In a recent survey, 55 percent of AOPA members surveyed said they would prefer to pay for a one-time aircraft modification instead of increased fuel prices if 100 low-lead aviation fuel is replaced with high-octane unleaded fuel.

Archer, of Superior Air Parts, said the diesel is more accepted in Europe because customers have more experience with diesel technology because there are more diesel-powered cars there. "I think it is a matter of economics and performance. The customer base is looking for a low-cost alternative [to aviation gasoline] but also performance, and whatever meets that criteria is where they are going. That is one of the reasons we certified the Vantage engine on auto fuel." The launch customer for the Vantage is the American Champion Explorer because it will allow Superior to start slow with low-volume sales and gain experience before the engine enters wider use.

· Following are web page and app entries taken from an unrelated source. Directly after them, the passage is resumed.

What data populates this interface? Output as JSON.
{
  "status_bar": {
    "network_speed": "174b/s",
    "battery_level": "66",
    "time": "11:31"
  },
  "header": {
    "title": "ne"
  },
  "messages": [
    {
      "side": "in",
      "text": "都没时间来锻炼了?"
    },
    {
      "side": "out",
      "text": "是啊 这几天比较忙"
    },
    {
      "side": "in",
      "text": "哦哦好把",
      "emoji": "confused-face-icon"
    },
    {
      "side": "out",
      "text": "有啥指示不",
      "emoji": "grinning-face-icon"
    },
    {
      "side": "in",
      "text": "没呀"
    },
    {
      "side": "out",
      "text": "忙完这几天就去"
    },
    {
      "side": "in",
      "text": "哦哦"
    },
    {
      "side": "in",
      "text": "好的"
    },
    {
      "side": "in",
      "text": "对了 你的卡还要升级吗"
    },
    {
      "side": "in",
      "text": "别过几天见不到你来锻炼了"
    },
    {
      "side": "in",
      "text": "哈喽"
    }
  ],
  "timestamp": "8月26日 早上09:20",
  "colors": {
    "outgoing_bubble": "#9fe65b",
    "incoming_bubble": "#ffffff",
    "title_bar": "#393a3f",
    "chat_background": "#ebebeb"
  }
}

Other new technologies

Rotax, a Bombardier subsidiary located in Austria, has had less success certifying its 220-horsepower V-6 computer-controlled, gasoline-powered engine. It will be certified on a manufacturer's new aircraft, not as a supplemental type certificate on an older aircraft, but certification has been delayed until 2006, said Luc de Gaspé Beaubien, director of operations for the Bombardier subsidiary Aircraft Engine Services. (The company may change its name again soon and for the fourth time.) The reason given for the delay is the need for more cold-weather testing, and that means waiting for winter to happen again in Europe. Despite the apparent delays for the engine, estimated by market observers to sell for $55,000, the company is setting up permanent headquarters in Titusville, Florida. The New Piper Aircraft had its chance to be an early customer for the engine more than two years ago, but did not proceed. Money was the issue but stories differ over the details.

Also in research is the Mistral rotary engine based on the Mazda engine block that a Swiss company hopes to offer to the aviation market. The company insists that the engine wasn't given a full chance by American industry in past research efforts.


Senior Editor Alton K. Marsh became a pilot in 1970 while an aerospace reporter covering Apollo moon missions for Florida Today and first covered commercial and military aviation while a congressional editor for Aviation Week and Space Technology. He holds an ATP certificate and is a tailwheel and aerobatic pilot.